▶ Stored items from a collection:
----------------------------------------
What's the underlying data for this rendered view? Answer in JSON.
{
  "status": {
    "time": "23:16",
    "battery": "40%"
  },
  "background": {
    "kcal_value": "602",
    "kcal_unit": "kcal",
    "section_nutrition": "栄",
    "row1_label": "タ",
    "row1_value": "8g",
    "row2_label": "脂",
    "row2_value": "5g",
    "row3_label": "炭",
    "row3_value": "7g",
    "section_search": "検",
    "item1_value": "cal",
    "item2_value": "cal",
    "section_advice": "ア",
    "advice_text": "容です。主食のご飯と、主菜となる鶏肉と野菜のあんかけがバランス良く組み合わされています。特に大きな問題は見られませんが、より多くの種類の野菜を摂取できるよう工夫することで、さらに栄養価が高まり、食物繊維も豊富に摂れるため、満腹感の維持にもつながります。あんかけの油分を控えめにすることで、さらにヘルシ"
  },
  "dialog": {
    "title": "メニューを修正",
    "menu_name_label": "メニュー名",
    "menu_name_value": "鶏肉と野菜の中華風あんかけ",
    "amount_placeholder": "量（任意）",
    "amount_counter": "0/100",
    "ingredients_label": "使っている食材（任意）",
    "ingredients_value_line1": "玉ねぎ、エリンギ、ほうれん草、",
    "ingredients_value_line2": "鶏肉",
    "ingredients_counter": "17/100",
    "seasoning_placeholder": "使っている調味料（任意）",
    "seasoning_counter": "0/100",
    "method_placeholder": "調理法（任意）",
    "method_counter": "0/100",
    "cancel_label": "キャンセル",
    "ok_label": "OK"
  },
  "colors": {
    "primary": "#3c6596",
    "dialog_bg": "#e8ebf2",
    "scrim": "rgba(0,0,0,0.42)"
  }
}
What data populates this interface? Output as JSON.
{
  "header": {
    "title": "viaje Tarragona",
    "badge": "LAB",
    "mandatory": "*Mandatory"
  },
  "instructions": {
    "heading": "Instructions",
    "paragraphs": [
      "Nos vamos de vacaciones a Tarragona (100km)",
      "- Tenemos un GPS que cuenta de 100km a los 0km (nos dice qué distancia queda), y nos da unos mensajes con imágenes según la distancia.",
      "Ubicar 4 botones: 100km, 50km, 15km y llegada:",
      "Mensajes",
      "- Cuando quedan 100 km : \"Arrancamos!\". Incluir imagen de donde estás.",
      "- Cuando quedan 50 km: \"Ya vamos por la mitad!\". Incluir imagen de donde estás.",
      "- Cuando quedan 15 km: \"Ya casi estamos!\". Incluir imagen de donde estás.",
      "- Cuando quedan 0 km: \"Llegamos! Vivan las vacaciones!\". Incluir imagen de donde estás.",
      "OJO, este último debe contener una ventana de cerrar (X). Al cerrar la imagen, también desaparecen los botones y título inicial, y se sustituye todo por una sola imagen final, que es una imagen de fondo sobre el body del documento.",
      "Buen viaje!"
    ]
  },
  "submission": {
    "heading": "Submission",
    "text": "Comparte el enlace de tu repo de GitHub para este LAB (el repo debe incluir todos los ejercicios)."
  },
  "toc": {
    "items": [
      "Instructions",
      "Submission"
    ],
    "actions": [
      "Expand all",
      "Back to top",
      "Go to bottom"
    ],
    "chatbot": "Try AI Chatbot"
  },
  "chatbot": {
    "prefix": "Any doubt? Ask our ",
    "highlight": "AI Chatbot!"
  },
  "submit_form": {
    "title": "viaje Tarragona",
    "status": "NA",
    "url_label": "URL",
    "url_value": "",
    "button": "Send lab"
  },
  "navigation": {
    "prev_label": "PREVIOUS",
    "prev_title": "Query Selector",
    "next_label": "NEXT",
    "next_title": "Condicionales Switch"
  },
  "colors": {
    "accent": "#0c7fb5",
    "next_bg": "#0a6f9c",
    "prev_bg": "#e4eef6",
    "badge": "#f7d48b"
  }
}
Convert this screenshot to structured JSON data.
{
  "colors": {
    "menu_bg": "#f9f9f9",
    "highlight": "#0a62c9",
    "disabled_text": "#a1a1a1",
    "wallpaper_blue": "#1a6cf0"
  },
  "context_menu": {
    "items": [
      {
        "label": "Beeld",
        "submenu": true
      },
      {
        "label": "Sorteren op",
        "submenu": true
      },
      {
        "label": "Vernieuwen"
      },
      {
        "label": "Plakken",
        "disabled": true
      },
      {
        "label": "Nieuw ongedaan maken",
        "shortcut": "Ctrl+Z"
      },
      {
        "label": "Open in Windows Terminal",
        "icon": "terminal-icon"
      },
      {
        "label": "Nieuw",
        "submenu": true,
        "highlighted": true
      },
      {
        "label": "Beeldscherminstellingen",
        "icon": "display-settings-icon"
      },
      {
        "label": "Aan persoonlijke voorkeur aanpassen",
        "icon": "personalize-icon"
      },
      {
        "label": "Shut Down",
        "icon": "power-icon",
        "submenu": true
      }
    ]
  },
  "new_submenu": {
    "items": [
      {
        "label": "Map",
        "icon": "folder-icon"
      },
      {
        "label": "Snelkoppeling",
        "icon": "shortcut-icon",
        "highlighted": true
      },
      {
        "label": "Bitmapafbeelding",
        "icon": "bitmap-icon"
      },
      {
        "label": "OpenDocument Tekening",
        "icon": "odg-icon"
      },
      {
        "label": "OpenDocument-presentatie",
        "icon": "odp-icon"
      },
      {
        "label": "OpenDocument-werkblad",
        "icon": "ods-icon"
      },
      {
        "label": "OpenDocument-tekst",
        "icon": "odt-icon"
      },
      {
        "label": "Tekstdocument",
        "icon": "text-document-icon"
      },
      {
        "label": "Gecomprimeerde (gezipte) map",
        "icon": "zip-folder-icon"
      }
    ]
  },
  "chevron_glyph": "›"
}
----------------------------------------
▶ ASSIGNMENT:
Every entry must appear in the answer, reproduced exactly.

▶ RESULT FOR THIS EXERCISE:
What's the underlying data for this rendered view? Answer in JSON.
{
  "status": {
    "time": "23:16",
    "battery": "40%"
  },
  "background": {
    "kcal_value": "602",
    "kcal_unit": "kcal",
    "section_nutrition": "栄",
    "row1_label": "タ",
    "row1_value": "8g",
    "row2_label": "脂",
    "row2_value": "5g",
    "row3_label": "炭",
    "row3_value": "7g",
    "section_search": "検",
    "item1_value": "cal",
    "item2_value": "cal",
    "section_advice": "ア",
    "advice_text": "容です。主食のご飯と、主菜となる鶏肉と野菜のあんかけがバランス良く組み合わされています。特に大きな問題は見られませんが、より多くの種類の野菜を摂取できるよう工夫することで、さらに栄養価が高まり、食物繊維も豊富に摂れるため、満腹感の維持にもつながります。あんかけの油分を控えめにすることで、さらにヘルシ"
  },
  "dialog": {
    "title": "メニューを修正",
    "menu_name_label": "メニュー名",
    "menu_name_value": "鶏肉と野菜の中華風あんかけ",
    "amount_placeholder": "量（任意）",
    "amount_counter": "0/100",
    "ingredients_label": "使っている食材（任意）",
    "ingredients_value_line1": "玉ねぎ、エリンギ、ほうれん草、",
    "ingredients_value_line2": "鶏肉",
    "ingredients_counter": "17/100",
    "seasoning_placeholder": "使っている調味料（任意）",
    "seasoning_counter": "0/100",
    "method_placeholder": "調理法（任意）",
    "method_counter": "0/100",
    "cancel_label": "キャンセル",
    "ok_label": "OK"
  },
  "colors": {
    "primary": "#3c6596",
    "dialog_bg": "#e8ebf2",
    "scrim": "rgba(0,0,0,0.42)"
  }
}
What data populates this interface? Output as JSON.
{
  "header": {
    "title": "viaje Tarragona",
    "badge": "LAB",
    "mandatory": "*Mandatory"
  },
  "instructions": {
    "heading": "Instructions",
    "paragraphs": [
      "Nos vamos de vacaciones a Tarragona (100km)",
      "- Tenemos un GPS que cuenta de 100km a los 0km (nos dice qué distancia queda), y nos da unos mensajes con imágenes según la distancia.",
      "Ubicar 4 botones: 100km, 50km, 15km y llegada:",
      "Mensajes",
      "- Cuando quedan 100 km : \"Arrancamos!\". Incluir imagen de donde estás.",
      "- Cuando quedan 50 km: \"Ya vamos por la mitad!\". Incluir imagen de donde estás.",
      "- Cuando quedan 15 km: \"Ya casi estamos!\". Incluir imagen de donde estás.",
      "- Cuando quedan 0 km: \"Llegamos! Vivan las vacaciones!\". Incluir imagen de donde estás.",
      "OJO, este último debe contener una ventana de cerrar (X). Al cerrar la imagen, también desaparecen los botones y título inicial, y se sustituye todo por una sola imagen final, que es una imagen de fondo sobre el body del documento.",
      "Buen viaje!"
    ]
  },
  "submission": {
    "heading": "Submission",
    "text": "Comparte el enlace de tu repo de GitHub para este LAB (el repo debe incluir todos los ejercicios)."
  },
  "toc": {
    "items": [
      "Instructions",
      "Submission"
    ],
    "actions": [
      "Expand all",
      "Back to top",
      "Go to bottom"
    ],
    "chatbot": "Try AI Chatbot"
  },
  "chatbot": {
    "prefix": "Any doubt? Ask our ",
    "highlight": "AI Chatbot!"
  },
  "submit_form": {
    "title": "viaje Tarragona",
    "status": "NA",
    "url_label": "URL",
    "url_value": "",
    "button": "Send lab"
  },
  "navigation": {
    "prev_label": "PREVIOUS",
    "prev_title": "Query Selector",
    "next_label": "NEXT",
    "next_title": "Condicionales Switch"
  },
  "colors": {
    "accent": "#0c7fb5",
    "next_bg": "#0a6f9c",
    "prev_bg": "#e4eef6",
    "badge": "#f7d48b"
  }
}
Convert this screenshot to structured JSON data.
{
  "colors": {
    "menu_bg": "#f9f9f9",
    "highlight": "#0a62c9",
    "disabled_text": "#a1a1a1",
    "wallpaper_blue": "#1a6cf0"
  },
  "context_menu": {
    "items": [
      {
        "label": "Beeld",
        "submenu": true
      },
      {
        "label": "Sorteren op",
        "submenu": true
      },
      {
        "label": "Vernieuwen"
      },
      {
        "label": "Plakken",
        "disabled": true
      },
      {
        "label": "Nieuw ongedaan maken",
        "shortcut": "Ctrl+Z"
      },
      {
        "label": "Open in Windows Terminal",
        "icon": "terminal-icon"
      },
      {
        "label": "Nieuw",
        "submenu": true,
        "highlighted": true
      },
      {
        "label": "Beeldscherminstellingen",
        "icon": "display-settings-icon"
      },
      {
        "label": "Aan persoonlijke voorkeur aanpassen",
        "icon": "personalize-icon"
      },
      {
        "label": "Shut Down",
        "icon": "power-icon",
        "submenu": true
      }
    ]
  },
  "new_submenu": {
    "items": [
      {
        "label": "Map",
        "icon": "folder-icon"
      },
      {
        "label": "Snelkoppeling",
        "icon": "shortcut-icon",
        "highlighted": true
      },
      {
        "label": "Bitmapafbeelding",
        "icon": "bitmap-icon"
      },
      {
        "label": "OpenDocument Tekening",
        "icon": "odg-icon"
      },
      {
        "label": "OpenDocument-presentatie",
        "icon": "odp-icon"
      },
      {
        "label": "OpenDocument-werkblad",
        "icon": "ods-icon"
      },
      {
        "label": "OpenDocument-tekst",
        "icon": "odt-icon"
      },
      {
        "label": "Tekstdocument",
        "icon": "text-document-icon"
      },
      {
        "label": "Gecomprimeerde (gezipte) map",
        "icon": "zip-folder-icon"
      }
    ]
  },
  "chevron_glyph": "›"
}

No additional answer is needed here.